  • Economic Neutral – This category includes any NON-SPECIFIC reference to economic concepts without any explicit or implicit claims about how the law will affect economic outcomes. Examples include: “Money” “Economy” “Stock Market” “jobs” “interest rates” “tax credits”
  • Drug prices/healthcare costs – This category includes any reference to drug prices or healthcare costs. Examples include: “drug costs” “Medicare can negotiate prices on some drugs” “Medicine prices” “Drug cost reduction”
  • Skepticism – This category includes any general expression of negative sentiment or opposition to the IRA or reference to the claim that the IRA is wasteful, ineffective, deceptive in its name or intentions WITHOUT any explicit reference to economic harm. This also includes expression of negative affect toward major proponents of the law, including Democrats or Joe Biden. Examples include: “It’s a lie!” “Biden is an idiot!” “Government waste” “Lots of pork” “it does not fight inflation!” “It creates inflation.. another democrat scam” “That is a crock of ****”
  • Don’t Know/Nothing – This category includes any response that expresses a lack of sufficient knowledge to provide an answer. Examples include: “Don’t know enough about it.” “Nothing” “Nothing comes to mind.” “None”
  • Other – This category includes any responses that are intelligible, but that don’t fit at least one of the other categories.
  • Unintelligible – This category includes any response that includes random strings of characters, OR a response that does not provide sufficient information to categorize it into one of the above categories. This category should only be applied if the ENTIRE response is unintelligible.
  • Skipped – This category includes any response that is left blank or skipped over with a response of “n/a“, any other variation of “not applicable”.

Download the full report


Leiserowitz, A., Maibach, E., Rosenthal, S., Kotcher, J., Carman, J., Lee, S., Verner, M., Ballew, M., Ansah, P., Badullovich, N., Myers, T., Goldberg, M., & Marlon, J. (2023). Climate Change in the American Mind: Politics & Policy, December 2022. Yale University and George Mason University. New Haven, CT: Yale Program on Climate Change Communication.

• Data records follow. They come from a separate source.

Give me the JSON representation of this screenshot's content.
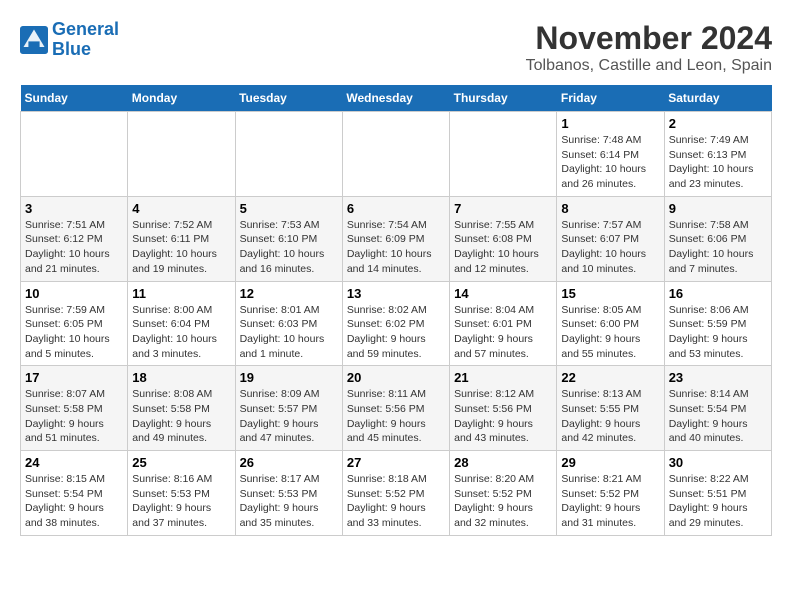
{
  "header": {
    "logo_line1": "General",
    "logo_line2": "Blue",
    "month": "November 2024",
    "location": "Tolbanos, Castille and Leon, Spain"
  },
  "weekdays": [
    "Sunday",
    "Monday",
    "Tuesday",
    "Wednesday",
    "Thursday",
    "Friday",
    "Saturday"
  ],
  "weeks": [
    [
      {
        "day": "",
        "info": ""
      },
      {
        "day": "",
        "info": ""
      },
      {
        "day": "",
        "info": ""
      },
      {
        "day": "",
        "info": ""
      },
      {
        "day": "",
        "info": ""
      },
      {
        "day": "1",
        "info": "Sunrise: 7:48 AM\nSunset: 6:14 PM\nDaylight: 10 hours and 26 minutes."
      },
      {
        "day": "2",
        "info": "Sunrise: 7:49 AM\nSunset: 6:13 PM\nDaylight: 10 hours and 23 minutes."
      }
    ],
    [
      {
        "day": "3",
        "info": "Sunrise: 7:51 AM\nSunset: 6:12 PM\nDaylight: 10 hours and 21 minutes."
      },
      {
        "day": "4",
        "info": "Sunrise: 7:52 AM\nSunset: 6:11 PM\nDaylight: 10 hours and 19 minutes."
      },
      {
        "day": "5",
        "info": "Sunrise: 7:53 AM\nSunset: 6:10 PM\nDaylight: 10 hours and 16 minutes."
      },
      {
        "day": "6",
        "info": "Sunrise: 7:54 AM\nSunset: 6:09 PM\nDaylight: 10 hours and 14 minutes."
      },
      {
        "day": "7",
        "info": "Sunrise: 7:55 AM\nSunset: 6:08 PM\nDaylight: 10 hours and 12 minutes."
      },
      {
        "day": "8",
        "info": "Sunrise: 7:57 AM\nSunset: 6:07 PM\nDaylight: 10 hours and 10 minutes."
      },
      {
        "day": "9",
        "info": "Sunrise: 7:58 AM\nSunset: 6:06 PM\nDaylight: 10 hours and 7 minutes."
      }
    ],
    [
      {
        "day": "10",
        "info": "Sunrise: 7:59 AM\nSunset: 6:05 PM\nDaylight: 10 hours and 5 minutes."
      },
      {
        "day": "11",
        "info": "Sunrise: 8:00 AM\nSunset: 6:04 PM\nDaylight: 10 hours and 3 minutes."
      },
      {
        "day": "12",
        "info": "Sunrise: 8:01 AM\nSunset: 6:03 PM\nDaylight: 10 hours and 1 minute."
      },
      {
        "day": "13",
        "info": "Sunrise: 8:02 AM\nSunset: 6:02 PM\nDaylight: 9 hours and 59 minutes."
      },
      {
        "day": "14",
        "info": "Sunrise: 8:04 AM\nSunset: 6:01 PM\nDaylight: 9 hours and 57 minutes."
      },
      {
        "day": "15",
        "info": "Sunrise: 8:05 AM\nSunset: 6:00 PM\nDaylight: 9 hours and 55 minutes."
      },
      {
        "day": "16",
        "info": "Sunrise: 8:06 AM\nSunset: 5:59 PM\nDaylight: 9 hours and 53 minutes."
      }
    ],
    [
      {
        "day": "17",
        "info": "Sunrise: 8:07 AM\nSunset: 5:58 PM\nDaylight: 9 hours and 51 minutes."
      },
      {
        "day": "18",
        "info": "Sunrise: 8:08 AM\nSunset: 5:58 PM\nDaylight: 9 hours and 49 minutes."
      },
      {
        "day": "19",
        "info": "Sunrise: 8:09 AM\nSunset: 5:57 PM\nDaylight: 9 hours and 47 minutes."
      },
      {
        "day": "20",
        "info": "Sunrise: 8:11 AM\nSunset: 5:56 PM\nDaylight: 9 hours and 45 minutes."
      },
      {
        "day": "21",
        "info": "Sunrise: 8:12 AM\nSunset: 5:56 PM\nDaylight: 9 hours and 43 minutes."
      },
      {
        "day": "22",
        "info": "Sunrise: 8:13 AM\nSunset: 5:55 PM\nDaylight: 9 hours and 42 minutes."
      },
      {
        "day": "23",
        "info": "Sunrise: 8:14 AM\nSunset: 5:54 PM\nDaylight: 9 hours and 40 minutes."
      }
    ],
    [
      {
        "day": "24",
        "info": "Sunrise: 8:15 AM\nSunset: 5:54 PM\nDaylight: 9 hours and 38 minutes."
      },
      {
        "day": "25",
        "info": "Sunrise: 8:16 AM\nSunset: 5:53 PM\nDaylight: 9 hours and 37 minutes."
      },
      {
        "day": "26",
        "info": "Sunrise: 8:17 AM\nSunset: 5:53 PM\nDaylight: 9 hours and 35 minutes."
      },
      {
        "day": "27",
        "info": "Sunrise: 8:18 AM\nSunset: 5:52 PM\nDaylight: 9 hours and 33 minutes."
      },
      {
        "day": "28",
        "info": "Sunrise: 8:20 AM\nSunset: 5:52 PM\nDaylight: 9 hours and 32 minutes."
      },
      {
        "day": "29",
        "info": "Sunrise: 8:21 AM\nSunset: 5:52 PM\nDaylight: 9 hours and 31 minutes."
      },
      {
        "day": "30",
        "info": "Sunrise: 8:22 AM\nSunset: 5:51 PM\nDaylight: 9 hours and 29 minutes."
      }
    ]
  ]
}
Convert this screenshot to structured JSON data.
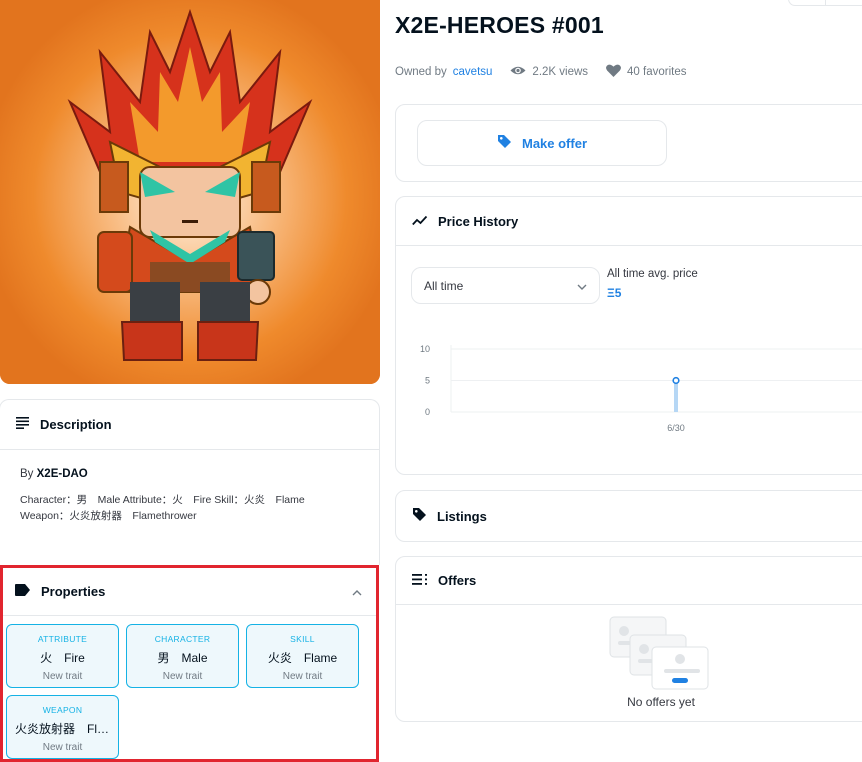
{
  "item": {
    "title": "X2E-HEROES #001",
    "owned_by_label": "Owned by",
    "owner": "cavetsu",
    "views": "2.2K views",
    "favorites": "40 favorites"
  },
  "offer": {
    "make_offer_label": "Make offer"
  },
  "description": {
    "title": "Description",
    "by_label": "By",
    "creator": "X2E-DAO",
    "line1": "Character：男　Male Attribute：火　Fire Skill：火炎　Flame",
    "line2": "Weapon：火炎放射器　Flamethrower"
  },
  "properties": {
    "title": "Properties",
    "traits": [
      {
        "type": "ATTRIBUTE",
        "value": "火　Fire",
        "rarity": "New trait"
      },
      {
        "type": "CHARACTER",
        "value": "男　Male",
        "rarity": "New trait"
      },
      {
        "type": "SKILL",
        "value": "火炎　Flame",
        "rarity": "New trait"
      },
      {
        "type": "WEAPON",
        "value": "火炎放射器　Flamethrower",
        "rarity": "New trait"
      }
    ]
  },
  "price_history": {
    "title": "Price History",
    "period": "All time",
    "avg_label": "All time avg. price",
    "avg_value": "Ξ5"
  },
  "listings": {
    "title": "Listings"
  },
  "offers": {
    "title": "Offers",
    "empty_text": "No offers yet"
  },
  "colors": {
    "accent": "#2081e2",
    "trait_border": "#15b2e5",
    "highlight": "#e1252f",
    "hero_bg": "#e2741e"
  },
  "chart_data": {
    "type": "line",
    "x": [
      "6/30"
    ],
    "series": [
      {
        "values": [
          5
        ]
      }
    ],
    "ylim": [
      0,
      10
    ],
    "yticks": [
      0,
      5,
      10
    ],
    "xlabel": "",
    "ylabel": ""
  }
}
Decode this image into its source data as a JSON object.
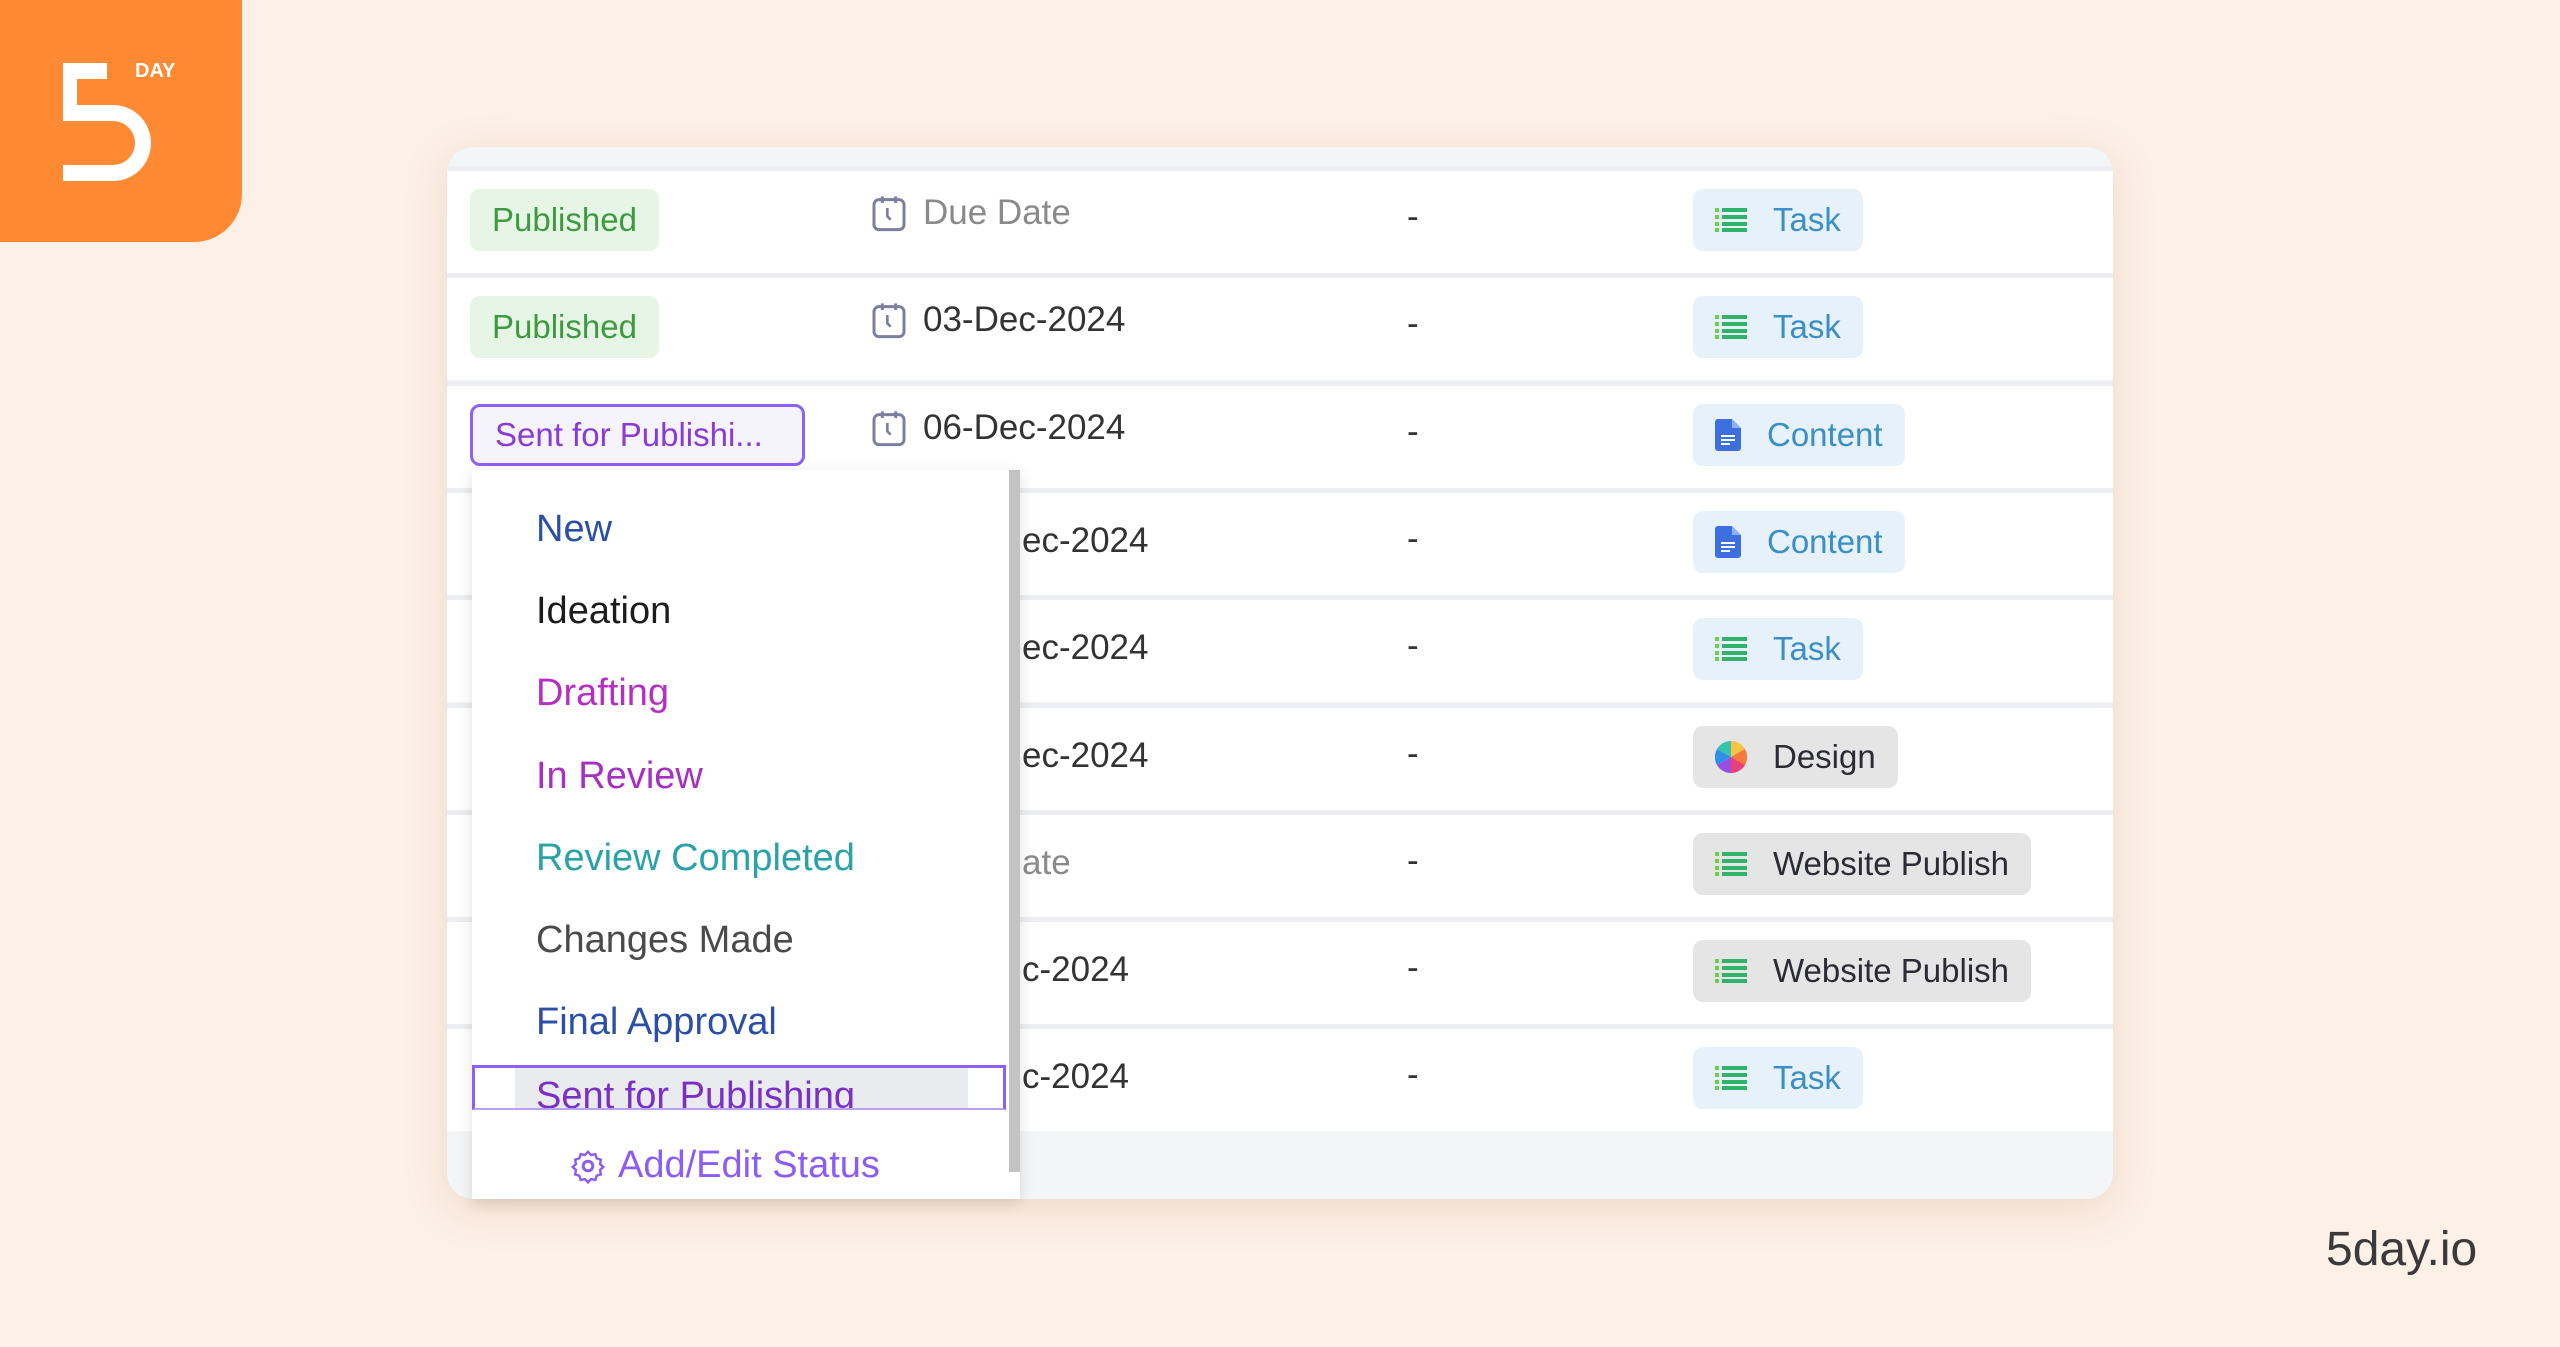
{
  "brand": {
    "logo_text": "5 DAY",
    "site": "5day.io",
    "accent": "#ff8a33"
  },
  "rows": [
    {
      "status": "Published",
      "date": "Due Date",
      "date_placeholder": true,
      "dash": "-",
      "type": "Task",
      "type_icon": "list-icon"
    },
    {
      "status": "Published",
      "date": "03-Dec-2024",
      "dash": "-",
      "type": "Task",
      "type_icon": "list-icon"
    },
    {
      "status": "Sent for Publishi...",
      "date": "06-Dec-2024",
      "dash": "-",
      "type": "Content",
      "type_icon": "document-icon",
      "selected": true
    },
    {
      "date_partial": "ec-2024",
      "dash": "-",
      "type": "Content",
      "type_icon": "document-icon"
    },
    {
      "date_partial": "ec-2024",
      "dash": "-",
      "type": "Task",
      "type_icon": "list-icon"
    },
    {
      "date_partial": "ec-2024",
      "dash": "-",
      "type": "Design",
      "type_icon": "color-wheel-icon"
    },
    {
      "date_partial": "ate",
      "date_placeholder": true,
      "dash": "-",
      "type": "Website Publish",
      "type_icon": "list-icon"
    },
    {
      "date_partial": "c-2024",
      "dash": "-",
      "type": "Website Publish",
      "type_icon": "list-icon"
    },
    {
      "date_partial": "c-2024",
      "dash": "-",
      "type": "Task",
      "type_icon": "list-icon"
    }
  ],
  "dropdown": {
    "options": [
      {
        "label": "New",
        "color": "#2b4fa8"
      },
      {
        "label": "Ideation",
        "color": "#1c1c1c"
      },
      {
        "label": "Drafting",
        "color": "#b52fc4"
      },
      {
        "label": "In Review",
        "color": "#a82fc4"
      },
      {
        "label": "Review Completed",
        "color": "#2aa3a8"
      },
      {
        "label": "Changes Made",
        "color": "#4a4a4a"
      },
      {
        "label": "Final Approval",
        "color": "#2b4fa8"
      }
    ],
    "selected": "Sent for Publishing",
    "add_edit": "Add/Edit Status"
  }
}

Funding Source

The research was funded by the 11th Hour Project, the Energy Foundation, the MacArthur Foundation, the Heising-Simons Foundation, and the Grantham Foundation.